Shine a Light is published by Tule Publishing, while this means it’s not an independently published book, I wanted to share this particular holiday-centered book with you because Tule Publishing is currently accepting submissions. You can find a link in the show notes to their submission guidelines. They are currently calling for the following submissions: stories with diversity, cozy mysteries, crime fiction, psychological thrillers, detective stories (especially with female sleuths), fresh takes on classic romance tropes, strong, savvy heroines, romantic comedies, and stories with series potential.
You’ll also find a link in the show notes to more free holiday books, and a link to The Christmas Spirit by Debbie Macomber, which is not free, but I did receive a free copy from Penguin RandomHouse, and it’s a cute story about a bartender and a pastor who trade places the week before Christmas.
Now, join me on the Overthinking Couch for today’s writing tip.
Last week I shared 5 last-minute, free gifts others should give you, the writer. If you’re looking for a free gift you can give yourself that will make a huge difference in your writing, consider reading. Many aspiring writers I talk to do not read. It’s true. Or they balk at the idea of reading something about a subject they don’t know anything about or are not interested in, no matter how well-written and acclaimed that book might be. It’s wild.
Without exception, avid readers enjoy being transported to new worlds and learning about new things. So you might expect all writers to be the same way. In the famous words of Stephen King, “If you don't have time to read, you don't have the time (or the tools) to write. Simple as that.”
Now, you might have the time to write, but if you don’t also make time to read, your writing won’t be good. When you read other authors, you increase your ability to identify good writing, which means you’ll know when you’ve written something worthwhile and when you need to write another draft. It’s about understanding flow, pacing, character development, and so much more. You’re not reading to plagiarize or mimic others; rather, you’re reading to learn what moves you and what doesn’t. That’s how you develop as a writer. I encourage you to give yourself the gift of reading.
Until next week, thanks for listening, and remember, you deserved this break.
If you would like us to visit your favorite independent bookstore, feature your favorite independent author (even if it’s you), or discuss something you’re overthinking about, please email me at firstname.lastname@example.org.

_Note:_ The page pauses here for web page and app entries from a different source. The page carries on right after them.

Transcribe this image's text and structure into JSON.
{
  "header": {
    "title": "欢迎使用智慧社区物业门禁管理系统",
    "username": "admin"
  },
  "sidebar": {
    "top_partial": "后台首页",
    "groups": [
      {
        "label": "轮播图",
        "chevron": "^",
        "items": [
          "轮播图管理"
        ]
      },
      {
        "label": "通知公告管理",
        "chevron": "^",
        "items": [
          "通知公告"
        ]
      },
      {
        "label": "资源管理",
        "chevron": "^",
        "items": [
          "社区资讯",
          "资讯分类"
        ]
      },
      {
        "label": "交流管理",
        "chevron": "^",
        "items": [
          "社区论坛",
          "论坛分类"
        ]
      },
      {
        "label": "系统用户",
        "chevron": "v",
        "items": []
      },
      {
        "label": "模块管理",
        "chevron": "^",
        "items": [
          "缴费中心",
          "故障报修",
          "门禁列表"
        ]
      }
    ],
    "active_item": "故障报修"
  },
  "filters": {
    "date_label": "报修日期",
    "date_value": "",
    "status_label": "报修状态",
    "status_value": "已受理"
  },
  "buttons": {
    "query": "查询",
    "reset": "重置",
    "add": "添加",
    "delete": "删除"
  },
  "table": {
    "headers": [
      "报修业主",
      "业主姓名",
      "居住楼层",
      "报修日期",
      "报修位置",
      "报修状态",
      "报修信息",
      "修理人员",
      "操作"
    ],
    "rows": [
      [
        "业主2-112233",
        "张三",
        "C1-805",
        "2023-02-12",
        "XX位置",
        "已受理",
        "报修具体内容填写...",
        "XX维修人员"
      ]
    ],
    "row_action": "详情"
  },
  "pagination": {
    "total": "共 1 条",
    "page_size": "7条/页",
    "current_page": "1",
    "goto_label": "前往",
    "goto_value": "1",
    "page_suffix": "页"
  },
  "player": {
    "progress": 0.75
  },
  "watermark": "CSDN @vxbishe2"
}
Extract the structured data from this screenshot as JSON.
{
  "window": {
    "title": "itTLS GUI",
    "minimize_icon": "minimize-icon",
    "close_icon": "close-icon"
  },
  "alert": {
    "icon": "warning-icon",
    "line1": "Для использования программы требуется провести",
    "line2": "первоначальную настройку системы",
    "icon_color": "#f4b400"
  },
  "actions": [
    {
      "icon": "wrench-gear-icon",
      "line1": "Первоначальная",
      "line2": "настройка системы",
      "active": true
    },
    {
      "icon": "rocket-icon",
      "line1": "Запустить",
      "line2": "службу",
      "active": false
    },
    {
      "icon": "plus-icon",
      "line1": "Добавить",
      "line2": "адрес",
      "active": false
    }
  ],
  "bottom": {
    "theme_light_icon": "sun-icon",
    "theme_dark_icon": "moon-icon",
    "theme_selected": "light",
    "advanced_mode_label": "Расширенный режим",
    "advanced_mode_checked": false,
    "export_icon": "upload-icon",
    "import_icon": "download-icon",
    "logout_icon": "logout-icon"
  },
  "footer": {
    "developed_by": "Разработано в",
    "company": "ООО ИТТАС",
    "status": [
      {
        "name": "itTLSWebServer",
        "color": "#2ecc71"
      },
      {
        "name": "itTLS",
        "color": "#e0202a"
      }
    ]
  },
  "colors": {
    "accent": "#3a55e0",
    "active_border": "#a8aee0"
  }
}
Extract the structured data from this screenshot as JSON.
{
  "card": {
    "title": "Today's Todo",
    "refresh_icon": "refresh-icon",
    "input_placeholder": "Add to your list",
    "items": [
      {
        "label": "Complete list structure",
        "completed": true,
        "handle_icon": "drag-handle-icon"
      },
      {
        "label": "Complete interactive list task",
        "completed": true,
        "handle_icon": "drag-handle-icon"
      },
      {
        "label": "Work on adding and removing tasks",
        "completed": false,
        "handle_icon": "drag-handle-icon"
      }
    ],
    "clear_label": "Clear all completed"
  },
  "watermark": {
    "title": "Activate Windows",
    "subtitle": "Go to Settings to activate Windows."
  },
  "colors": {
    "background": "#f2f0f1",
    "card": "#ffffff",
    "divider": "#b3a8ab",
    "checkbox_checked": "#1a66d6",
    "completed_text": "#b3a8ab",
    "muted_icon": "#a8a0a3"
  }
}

Thank you for making space in your mind for The Muse today.
Writing Break is hosted by America’s Editor and produced by Allon Media with technical direction by Gus Aviles. Visit us at writingbreak.com or contact us at email@example.com.